But the wheel of chance turned, and on we had to hand the torch. For a century or more, Dutch influence throbbed through England. William of Orange—an- cestor of our present Dutch Royal Family—was, however, buried in the national vaults of the land of his adoption. The initial leaders gradually disappeared. The tide of Holland's creative power ebbed. She sank back into the cushions of her wealth and leisure.
But throughout wars and battles, the seed was sown and throve in England. The Englishmen shown in these Amsterdam pictures were the heirs to Holland's greatness and the founders of the British Empire. I saw them there, these leaders of their country and their age. And I understood them. For what they were, they had become through their heritage from my own country. Thus there is a deep and real significance in this exhibition of British Art in the capital city of the land where it was mothered. In the mental visions and flood of reminiscence inspired by these pictures can be found the link that binds Holland with the England of today.
Bonds between nations, founded not on political, economic or material interests, but on a spiritual alliance based on a common origin of culture, are only too rare. . . . But when they exist, as in the case of England and my country, they form a solid 'rock of friendship and mutual understanding which no external influence can undermine.

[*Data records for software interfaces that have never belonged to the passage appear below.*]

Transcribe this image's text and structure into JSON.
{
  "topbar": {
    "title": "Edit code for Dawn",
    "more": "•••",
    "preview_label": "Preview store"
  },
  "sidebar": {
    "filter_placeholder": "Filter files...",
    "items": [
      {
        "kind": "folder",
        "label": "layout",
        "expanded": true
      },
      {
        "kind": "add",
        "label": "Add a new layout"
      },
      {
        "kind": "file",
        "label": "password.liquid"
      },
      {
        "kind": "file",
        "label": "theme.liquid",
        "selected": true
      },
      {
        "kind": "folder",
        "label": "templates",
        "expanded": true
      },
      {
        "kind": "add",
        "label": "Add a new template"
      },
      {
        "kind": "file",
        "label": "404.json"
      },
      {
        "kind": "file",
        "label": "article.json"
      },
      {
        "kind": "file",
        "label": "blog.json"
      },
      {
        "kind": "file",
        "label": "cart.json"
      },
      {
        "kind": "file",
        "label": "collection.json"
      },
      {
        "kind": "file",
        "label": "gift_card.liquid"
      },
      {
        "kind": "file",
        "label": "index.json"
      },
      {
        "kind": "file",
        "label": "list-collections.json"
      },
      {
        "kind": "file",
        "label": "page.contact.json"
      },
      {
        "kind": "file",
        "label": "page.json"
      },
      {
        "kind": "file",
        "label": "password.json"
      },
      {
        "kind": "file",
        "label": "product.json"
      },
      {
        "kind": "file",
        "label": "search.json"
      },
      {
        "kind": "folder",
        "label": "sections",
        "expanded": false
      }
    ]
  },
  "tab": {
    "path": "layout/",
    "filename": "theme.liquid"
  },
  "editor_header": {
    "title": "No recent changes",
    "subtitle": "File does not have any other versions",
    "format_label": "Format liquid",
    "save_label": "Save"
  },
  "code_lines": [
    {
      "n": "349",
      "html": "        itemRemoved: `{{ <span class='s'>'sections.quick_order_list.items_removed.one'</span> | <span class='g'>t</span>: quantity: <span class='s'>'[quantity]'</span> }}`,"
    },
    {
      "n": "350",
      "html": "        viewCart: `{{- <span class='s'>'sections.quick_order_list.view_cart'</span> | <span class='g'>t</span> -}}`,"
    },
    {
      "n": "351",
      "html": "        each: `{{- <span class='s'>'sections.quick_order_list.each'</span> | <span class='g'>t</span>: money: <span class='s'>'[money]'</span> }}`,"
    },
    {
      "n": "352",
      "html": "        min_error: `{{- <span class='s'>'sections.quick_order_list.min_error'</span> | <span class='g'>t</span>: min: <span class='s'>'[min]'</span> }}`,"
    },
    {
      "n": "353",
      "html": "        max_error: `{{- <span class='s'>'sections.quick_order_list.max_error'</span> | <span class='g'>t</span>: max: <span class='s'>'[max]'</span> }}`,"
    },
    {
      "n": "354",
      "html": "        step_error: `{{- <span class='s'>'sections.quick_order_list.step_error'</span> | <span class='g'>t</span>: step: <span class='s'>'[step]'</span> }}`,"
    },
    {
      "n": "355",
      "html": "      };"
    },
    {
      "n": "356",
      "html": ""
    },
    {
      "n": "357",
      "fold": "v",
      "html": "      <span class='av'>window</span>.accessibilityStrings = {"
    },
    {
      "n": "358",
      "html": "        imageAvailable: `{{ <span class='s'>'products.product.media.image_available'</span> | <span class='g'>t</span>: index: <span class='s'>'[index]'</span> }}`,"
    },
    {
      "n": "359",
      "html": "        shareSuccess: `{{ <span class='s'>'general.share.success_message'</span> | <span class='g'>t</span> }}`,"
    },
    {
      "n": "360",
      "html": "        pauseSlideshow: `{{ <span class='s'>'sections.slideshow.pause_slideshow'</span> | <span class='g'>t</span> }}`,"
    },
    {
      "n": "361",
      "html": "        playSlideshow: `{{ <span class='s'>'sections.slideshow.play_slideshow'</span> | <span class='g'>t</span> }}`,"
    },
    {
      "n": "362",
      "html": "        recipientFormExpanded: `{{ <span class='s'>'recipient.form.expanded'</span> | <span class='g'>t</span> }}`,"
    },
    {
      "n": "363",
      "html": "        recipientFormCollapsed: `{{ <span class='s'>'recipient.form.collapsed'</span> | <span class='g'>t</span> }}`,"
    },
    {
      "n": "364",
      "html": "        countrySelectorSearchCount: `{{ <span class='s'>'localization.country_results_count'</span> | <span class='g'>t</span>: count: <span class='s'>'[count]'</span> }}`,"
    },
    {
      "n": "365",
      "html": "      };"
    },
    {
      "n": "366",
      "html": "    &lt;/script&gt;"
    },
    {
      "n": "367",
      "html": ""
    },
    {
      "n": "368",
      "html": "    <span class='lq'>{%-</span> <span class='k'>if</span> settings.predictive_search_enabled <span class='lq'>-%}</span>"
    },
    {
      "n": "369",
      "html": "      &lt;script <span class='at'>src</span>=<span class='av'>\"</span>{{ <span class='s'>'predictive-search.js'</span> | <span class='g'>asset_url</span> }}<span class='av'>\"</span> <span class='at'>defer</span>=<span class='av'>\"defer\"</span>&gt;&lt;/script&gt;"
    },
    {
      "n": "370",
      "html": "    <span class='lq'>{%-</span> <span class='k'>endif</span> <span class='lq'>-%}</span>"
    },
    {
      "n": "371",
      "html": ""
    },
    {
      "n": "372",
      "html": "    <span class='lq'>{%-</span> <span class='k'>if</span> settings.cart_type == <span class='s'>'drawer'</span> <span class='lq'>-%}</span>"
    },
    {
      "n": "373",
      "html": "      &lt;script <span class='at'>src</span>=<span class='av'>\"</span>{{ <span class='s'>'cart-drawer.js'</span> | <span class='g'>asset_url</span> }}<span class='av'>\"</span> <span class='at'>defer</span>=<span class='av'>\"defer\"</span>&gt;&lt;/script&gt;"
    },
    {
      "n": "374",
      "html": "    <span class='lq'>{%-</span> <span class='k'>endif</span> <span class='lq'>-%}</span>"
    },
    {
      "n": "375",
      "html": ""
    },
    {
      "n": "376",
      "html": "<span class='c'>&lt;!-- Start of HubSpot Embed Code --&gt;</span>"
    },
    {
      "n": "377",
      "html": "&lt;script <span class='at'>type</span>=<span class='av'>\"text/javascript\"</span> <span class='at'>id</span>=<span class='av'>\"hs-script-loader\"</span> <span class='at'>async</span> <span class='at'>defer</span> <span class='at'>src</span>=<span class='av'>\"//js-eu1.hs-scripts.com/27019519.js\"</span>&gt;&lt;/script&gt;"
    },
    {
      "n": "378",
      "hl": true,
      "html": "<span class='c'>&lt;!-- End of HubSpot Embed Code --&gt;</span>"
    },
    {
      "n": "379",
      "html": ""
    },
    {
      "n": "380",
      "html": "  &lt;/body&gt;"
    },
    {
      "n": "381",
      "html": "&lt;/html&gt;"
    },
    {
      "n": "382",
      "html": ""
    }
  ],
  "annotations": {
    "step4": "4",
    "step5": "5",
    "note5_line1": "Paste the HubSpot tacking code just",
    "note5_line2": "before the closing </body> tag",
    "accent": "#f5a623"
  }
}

And it is this spiritual alliance to which I feel it is well that we of both countries should turn today, in the midst of a chaotic world, aflame with passion, suspicion and seething hatred—blinded by fear and self-deception.